For instance, when a police officer shot a 10-year-old child while trying to shoot a non-threatening family dog, the Eleventh Circuit U.S. Court of Appeals held that the officer was entitled to qualified immunity because no earlier case held it was unconstitutional for a police officer to recklessly fire his gun into a group of children without justification. The Court also declined to establish that rule. Not only was the officer let off the hook in that case, but the very same officer could act the same way again, and would still be entitled to qualified immunity.

Does qualified immunity apply in criminal cases?

No. Qualified immunity applies only in civil lawsuits, not criminal prosecutions. Yet such civil suits are the only means by which individuals or families can get compensation for the violation of their constitutional or civil rights. And in practice, civil lawsuits are often the only means to seek justice at all because prosecutors—themselves government officials—are typically reluctant to bring criminal charges against their government colleagues, especially police officers who are crucial to the work prosecutors do on a daily basis.


Does qualified immunity apply when government officials intentionally violate the law?

Yes. Qualified immunity applies even when officials intentionally violate the law. The primary consideration in a qualified immunity analysis is whether there is an earlier court case specifically stating that the particular actions of an official are unconstitutional.

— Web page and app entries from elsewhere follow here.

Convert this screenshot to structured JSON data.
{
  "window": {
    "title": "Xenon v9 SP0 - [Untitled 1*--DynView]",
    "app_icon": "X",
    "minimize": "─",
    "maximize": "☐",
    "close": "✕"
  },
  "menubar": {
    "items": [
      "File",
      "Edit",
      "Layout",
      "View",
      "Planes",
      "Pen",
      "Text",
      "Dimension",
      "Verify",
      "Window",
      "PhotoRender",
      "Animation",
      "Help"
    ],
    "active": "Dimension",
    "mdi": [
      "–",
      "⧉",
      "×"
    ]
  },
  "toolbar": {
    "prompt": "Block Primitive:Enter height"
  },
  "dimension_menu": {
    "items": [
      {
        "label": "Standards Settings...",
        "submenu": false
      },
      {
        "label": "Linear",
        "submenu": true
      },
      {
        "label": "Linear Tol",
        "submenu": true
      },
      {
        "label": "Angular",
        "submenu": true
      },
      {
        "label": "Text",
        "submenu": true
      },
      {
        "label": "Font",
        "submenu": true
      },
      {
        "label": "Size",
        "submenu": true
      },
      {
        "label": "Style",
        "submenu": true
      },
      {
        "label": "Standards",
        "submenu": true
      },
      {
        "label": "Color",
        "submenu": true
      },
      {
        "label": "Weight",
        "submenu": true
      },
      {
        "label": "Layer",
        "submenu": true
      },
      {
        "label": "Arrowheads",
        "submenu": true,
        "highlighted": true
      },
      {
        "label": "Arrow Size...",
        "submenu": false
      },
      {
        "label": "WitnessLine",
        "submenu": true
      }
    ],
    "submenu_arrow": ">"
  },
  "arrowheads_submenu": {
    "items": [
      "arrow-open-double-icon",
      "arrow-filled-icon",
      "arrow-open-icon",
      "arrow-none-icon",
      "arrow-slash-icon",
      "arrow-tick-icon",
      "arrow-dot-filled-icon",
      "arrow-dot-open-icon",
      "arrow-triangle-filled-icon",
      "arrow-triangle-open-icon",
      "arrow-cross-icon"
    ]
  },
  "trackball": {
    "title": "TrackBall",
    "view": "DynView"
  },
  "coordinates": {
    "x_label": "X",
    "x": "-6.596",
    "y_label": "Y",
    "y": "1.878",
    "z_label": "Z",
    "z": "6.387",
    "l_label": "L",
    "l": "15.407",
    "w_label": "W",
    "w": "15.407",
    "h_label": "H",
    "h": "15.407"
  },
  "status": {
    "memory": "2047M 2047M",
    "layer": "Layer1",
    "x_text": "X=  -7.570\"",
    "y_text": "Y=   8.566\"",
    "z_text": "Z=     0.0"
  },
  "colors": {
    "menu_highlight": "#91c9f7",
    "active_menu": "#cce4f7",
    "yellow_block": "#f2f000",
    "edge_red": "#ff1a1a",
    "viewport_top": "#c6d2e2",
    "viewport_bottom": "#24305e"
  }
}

So, for example, the Ninth Circuit U.S Court of Appeals recently held that police accused of stealing $225,000 while executing a search warrant were entitled to qualified immunity because that court had “never addressed whether the theft of property covered by the terms of a search warrant…violates the Fourth Amendment.” It did not matter “that virtually every human society teaches that theft generally is morally wrong.”

Does qualified immunity apply when government officials do something obviously wrong?

Yes. Incompetence is not an exception to qualified immunity.

The Fifth Circuit U.S Court of Appeals recently granted an officer qualified immunity after he picked up a “mentally infirmed” man and, per an unwritten custom of dropping vagrants into other jurisdictions, drove the man to the county line and dropped him off along the highway at dusk, where he was later struck and killed by a motorist.

Who has the burden to establish qualified immunity?

Unlike most typical defenses, a victim or the victim’s family has to convince a court that qualified immunity doesn’t apply. All a government officer has to do is invoke the doctrine. If the victim can’t persuade a court qualified immunity shouldn’t apply—by pointing to a specific earlier case—the victim’s case is thrown out. And if the case is not thrown out the first time around, the government official has several more opportunities to invoke the doctrine.


Although ending qualified immunity wouldn’t solve all problems of police abuse, it would unquestionably be an improvement. And unlike other proposals for police reform, eliminating qualified immunity would immediately apply to all government officials and could be accomplished either by the U.S. Supreme Court or Congress.


More resources:


FAQs about Qualified Immunity (Institute for Justice)

Supreme Court Weighs Qualified Immunity For Police Accused Of Misconduct (NPR)

What is Qualified Immunity? (Vox)

What Is Qualified Immunity, and What Does It Have to Do With Police Reform? (Lawfare)

Qualified immunity (Cornell Law School)

Harlow v. Fitzgerald :: 457 US 800 (1982) :: Justia US Supreme Court Center

What Is Qualified Immunity and Why Do Some Want To End It? (Snopes)

Is Qualified Immunity Unlawful? (Chicago U)

Qualified Immunity for Civil Rights Violations: Refining the Standard (Cornell Law)

QUALIFIED IMMUNITY: EXPLAINED (The Appeal)

Qualified Immunity In Civil Rights Lawsuits (Shouse California Law Group)